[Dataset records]
------------------------------------
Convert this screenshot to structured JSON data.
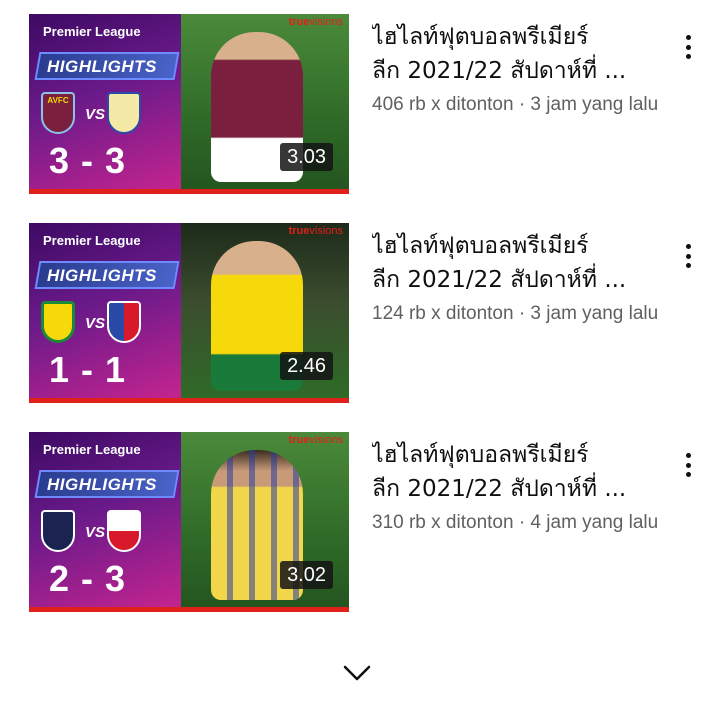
{
  "videos": [
    {
      "title_line1": "ไฮไลท์ฟุตบอลพรีเมียร์",
      "title_line2": "ลีก 2021/22 สัปดาห์ที่ ...",
      "info": "406 rb x ditonton · 3 jam yang lalu",
      "duration": "3.03",
      "thumb": {
        "league": "Premier League",
        "badge": "HIGHLIGHTS",
        "score": "3 - 3",
        "brand": "true",
        "brand2": "visions",
        "home_crest": "AVFC",
        "vs": "VS",
        "home_color": "#7a1f3d",
        "away_color": "#f5e9a8",
        "kit": "claret"
      }
    },
    {
      "title_line1": "ไฮไลท์ฟุตบอลพรีเมียร์",
      "title_line2": "ลีก 2021/22 สัปดาห์ที่ ...",
      "info": "124 rb x ditonton · 3 jam yang lalu",
      "duration": "2.46",
      "thumb": {
        "league": "Premier League",
        "badge": "HIGHLIGHTS",
        "score": "1 - 1",
        "brand": "true",
        "brand2": "visions",
        "home_crest": "",
        "vs": "VS",
        "home_color": "#1a8a3a",
        "away_color": "#2a4aa8",
        "kit": "yellow"
      }
    },
    {
      "title_line1": "ไฮไลท์ฟุตบอลพรีเมียร์",
      "title_line2": "ลีก 2021/22 สัปดาห์ที่ ...",
      "info": "310 rb x ditonton · 4 jam yang lalu",
      "duration": "3.02",
      "thumb": {
        "league": "Premier League",
        "badge": "HIGHLIGHTS",
        "score": "2 - 3",
        "brand": "true",
        "brand2": "visions",
        "home_crest": "",
        "vs": "VS",
        "home_color": "#1b2350",
        "away_color": "#d7192b",
        "kit": "saints"
      }
    }
  ],
  "icons": {
    "more": "more-vert-icon",
    "expand": "chevron-down-icon"
  },
  "colors": {
    "accent": "#e0201b",
    "title": "#0f0f0f",
    "meta": "#606060"
  }
}
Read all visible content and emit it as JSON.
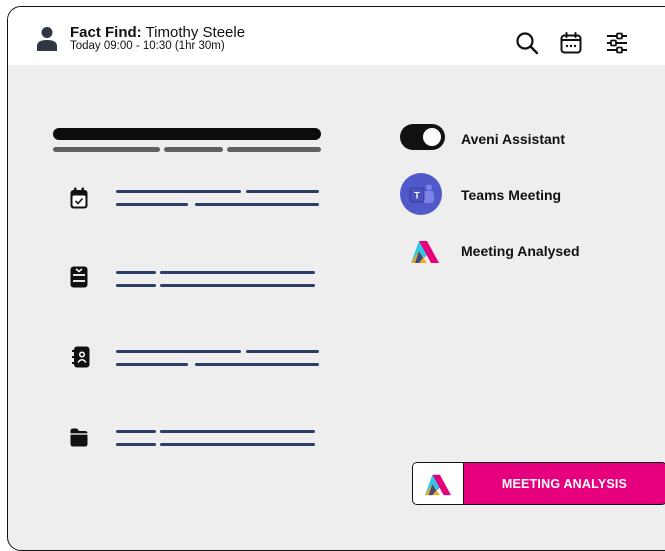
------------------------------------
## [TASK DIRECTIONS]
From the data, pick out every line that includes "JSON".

## [TASK OUTPUT]
Convert this screenshot to structured JSON data.
Read all visible content and emit it as JSON.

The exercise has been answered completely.